Alfred W. McCoy’s article published today on TomDispatch is titled “How a Pink Flower Defeated the World’s Sole Superpower: America’s Opium War in Afghanistan”. McCoy is professor of history at the University of Wisconsin-Madison. Here’s the link.
K. T. Green et al., “Alcohol Misuse and Psychological Resilience among U.S. Iraq and Afghanistan Era Veterans,” Addictive Behaviors 39, no. 2 (2014): 406–413. Suggests “that increased psychological resilience is inversely related to alcohol misuse and is protective against alcohol misuse over time” and “supports the conceptualization of resilience as a process which evolves over time.”

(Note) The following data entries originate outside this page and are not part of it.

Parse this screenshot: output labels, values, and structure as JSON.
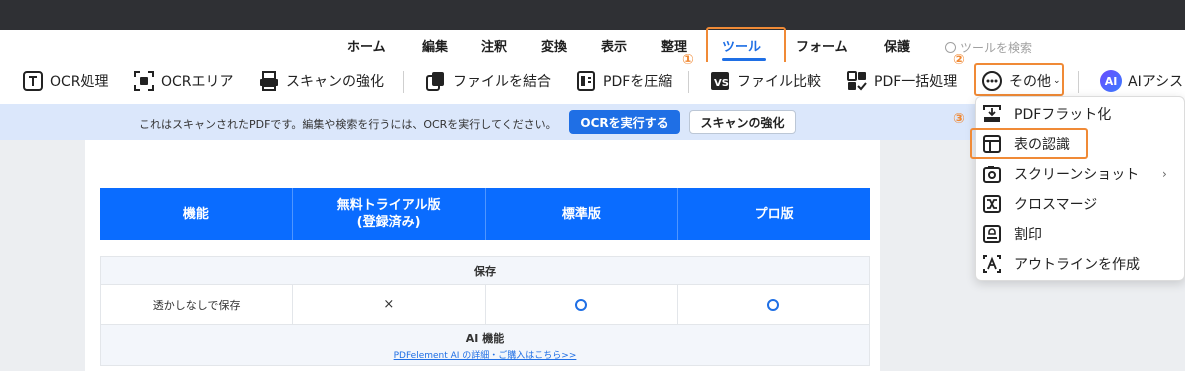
{
  "menu": {
    "items": [
      "ホーム",
      "編集",
      "注釈",
      "変換",
      "表示",
      "整理",
      "ツール",
      "フォーム",
      "保護"
    ],
    "active": "ツール",
    "search_placeholder": "ツールを検索"
  },
  "toolbar": {
    "ocr_process": "OCR処理",
    "ocr_area": "OCRエリア",
    "scan_enhance": "スキャンの強化",
    "combine_files": "ファイルを結合",
    "compress_pdf": "PDFを圧縮",
    "compare_files": "ファイル比較",
    "batch_pdf": "PDF一括処理",
    "more": "その他",
    "ai_badge": "AI",
    "ai_assist": "AIアシス"
  },
  "step_badges": {
    "one": "①",
    "two": "②",
    "three": "③"
  },
  "notice": {
    "text": "これはスキャンされたPDFです。編集や検索を行うには、OCRを実行してください。",
    "ocr_button": "OCRを実行する",
    "scan_button": "スキャンの強化"
  },
  "table": {
    "headers": [
      "機能",
      "無料トライアル版\n(登録済み)",
      "標準版",
      "プロ版"
    ],
    "section_save": "保存",
    "row_label": "透かしなしで保存",
    "row_values": [
      "×",
      "○",
      "○"
    ],
    "section_ai": "AI 機能",
    "ai_link": "PDFelement AI の詳細・ご購入はこちら>>"
  },
  "dropdown": {
    "items": [
      {
        "label": "PDFフラット化",
        "icon": "flatten-icon"
      },
      {
        "label": "表の認識",
        "icon": "table-recognition-icon"
      },
      {
        "label": "スクリーンショット",
        "icon": "screenshot-icon",
        "submenu": true
      },
      {
        "label": "クロスマージ",
        "icon": "cross-merge-icon"
      },
      {
        "label": "割印",
        "icon": "seal-icon"
      },
      {
        "label": "アウトラインを作成",
        "icon": "outline-icon"
      }
    ],
    "submenu_arrow": "›"
  },
  "colors": {
    "accent": "#1f6fe5",
    "highlight": "#f08a36",
    "titlebar": "#2f3034",
    "notice_bg": "#dbe7fb",
    "table_header": "#0a6cff"
  }
}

Briony Larance et al., “The Availability, Diversion and Injection of Pharmaceutical Opioids in South Asia,” Drug & Alcohol Review 30, no. 3 (May 2011): 246–254, doi:10.1111/j.1465-3362.2011.00304.x. “Reviews existing peer-reviewed and ‘grey’ literature on the extramedical use and injection of pharmaceutical opioids in Afghanistan, Bangladesh, Bhutan, India, Maldives, Nepal, Pakistan and Sri Lanka …. Reports indicate that prescribing for all types of pain is inadequate. There is a paucity of empirical data across South Asia regarding the mechanisms and extent of the diversion and misuse of pharmaceutical opioids, although the problem is widely acknowledged. India is believed to account for significant large-scale diversion within the region and further afield through poor regulation of licit opioid production and pharmacies. A recent decline in use of natural opiates has been accompanied by an increase in pharmaceutical opioid misuse and increasingly, injection, particularly in Bangladesh, India, Nepal and Pakistan.”
Rachel Black and Robert C. Ulin, eds., Wine and Culture (Bristol Classical Press, 2013). Essays by anthropologists.
James Bradford, “Teaching the Contemporary Drug Industry as World History,” New England Regional World History Association, Salem State University, April 28, 2012. Bradford is writing his doctoral dissertation at Northeastern University (“Seeds of Dissent: Informal Economies, Invisible Boundaries, Opium, and Development in Afghanistan”).